Anastrozole provides long-term preventive effect for postmenopausal women at high risk for breast cancer
SAN ANTONIO — Anastrozole reduced breast cancer risk by 49% compared with placebo for postmenopausal women at high risk for the disease, according to long-term results of the randomized controlled IBIS-II trial presented at San Antonio Breast Cancer Symposium.
The findings — simultaneously published in The Lancet — showed no new major adverse events with anastrozole median follow-up of nearly 11 years.
“These long-term results are very encouraging” researcher Jack Cuzick, PhD, director of Wolfson Institute of Preventive Medicine and head of Centre for Cancer Prevention at Queen Mary University of London, told Healio. “We have confirmed that the benefit of [anastrozole] lasts long term.
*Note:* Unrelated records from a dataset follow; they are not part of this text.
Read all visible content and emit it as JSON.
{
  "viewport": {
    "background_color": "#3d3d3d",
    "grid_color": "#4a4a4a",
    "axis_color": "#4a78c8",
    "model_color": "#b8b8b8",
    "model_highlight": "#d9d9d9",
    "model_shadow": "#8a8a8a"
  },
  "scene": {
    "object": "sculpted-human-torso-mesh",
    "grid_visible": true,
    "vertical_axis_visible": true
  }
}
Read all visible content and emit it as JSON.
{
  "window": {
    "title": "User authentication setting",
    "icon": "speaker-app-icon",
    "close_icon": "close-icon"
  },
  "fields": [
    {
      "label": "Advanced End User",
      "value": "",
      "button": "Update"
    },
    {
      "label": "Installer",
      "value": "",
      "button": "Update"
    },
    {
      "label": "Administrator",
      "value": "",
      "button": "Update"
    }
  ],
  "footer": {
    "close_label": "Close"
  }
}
In addition, although there are early musculoskeletal events associated with aromatase inhibitors, in the long term this does not appear to impact compliance or increase the risk for fractures.”
The international, double-blind IBIS-II trial included 3,864 postmenopausal women at increased risk for breast cancer. Researchers established risk by family history, atypia and breast density.
Researchers randomly assigned study participants to 1 mg daily anastrozole (n = 1,920) or placebo (n = 1,944) for 5 years.
Investigators continued to follow women after treatment completion to assess breast cancer incidence, development of other cancers, death and major adverse events, including fractures and cardiovascular events.
Incidence of all breast cancer served as the primary outcome.
Initial results — presented in 2013 at San Antonio Breast Cancer Symposium — showed anastrozole reduced the risk for breast cancer by 53% at 5 years.
This year, Cuzick presented updated data based on median follow-up of 131 months (interquartile range, 105-156).
Results showed 85 breast cancer cases among women assigned anastrozole and 165 cases among women assigned placebo. This translated to a 49% reduction in breast cancer risk in the anastrozole group (HR = 0.51; 95% CI, 0.39-0.66).
Although the reduction observed with longer follow-up is slightly less than the earlier result, it remains statistically significant and also is a larger effect than that observed for tamoxifen, Cuzick said.
Researchers observed a 54% (HR = 0.46; 95% CI, 0.33-0.65) reduction in risk for invasive ER-positive breast cancers and a 59% (HR = 0.41; 95% CI, 0.22-0.79) reduction in risk for ductal carcinoma in situ — particularly for ER-positive lesions (HR = 0.22; 95% CI, 0.78-0.65).
Researchers also observed a 43% reduced risk for invasive HER2-negative breast cancers (HR = 0.57; 95% CI, 0.41-0.78) and a similarly reduced risk for HER2-positive breast cancers (HR = 0.52; 95% CI, 0.23-1.17).
Sixty-nine deaths occurred in the anastrozole group compared with 70 in the placebo group (HR = 0.96; 95% CI, 0.69-1.34). Two women assigned anastrozole and three assigned placebo died of breast cancer.
A significantly lower percentage of women assigned anastrozole developed non-breast cancers (147 vs. 200; OR = 0.72; 95% CI, 0.57-0.91), due primarily to cases of non-melanoma skin cancer.
Researchers reported no statistically significant increase in fractures (380 vs. 373; OR = 1.04; 95% CI, 0.88-1.22) or myocardial infarction (8 v. 6) between the anastrozole and placebo groups.
“Concerns regarding serious side effects — such as cardiovascular disease or risk for other cancers — were not observed,” Cuzick told Healio. “The concern regarding serious side effects are allayed, and the fact that the benefit will last at least longer than 12 years makes anastrozole the drug of choice for postmenopausal high-risk women. Some women cannot tolerate aromatase inhibitors and so they will have to be treated with tamoxifen, but my view is that the first choice should be anastrozole.” – by Jennifer Southall
Cuzick J, et al. Abstract GS4-04. Presented at: San Antonio Breast Cancer Symposium; Dec. 10-14, 2019; San Antonio.
Disclosure s : AstraZeneca, Cancer Research UK, National Health and Medical Research Council of Australia, and Sanofi funded this study. Cuzick reports a consultant role with Myriad Genetics, as well as research funding to his institution from AstraZeneca. Please see the abstract for all other authors’ relevant financial disclosures.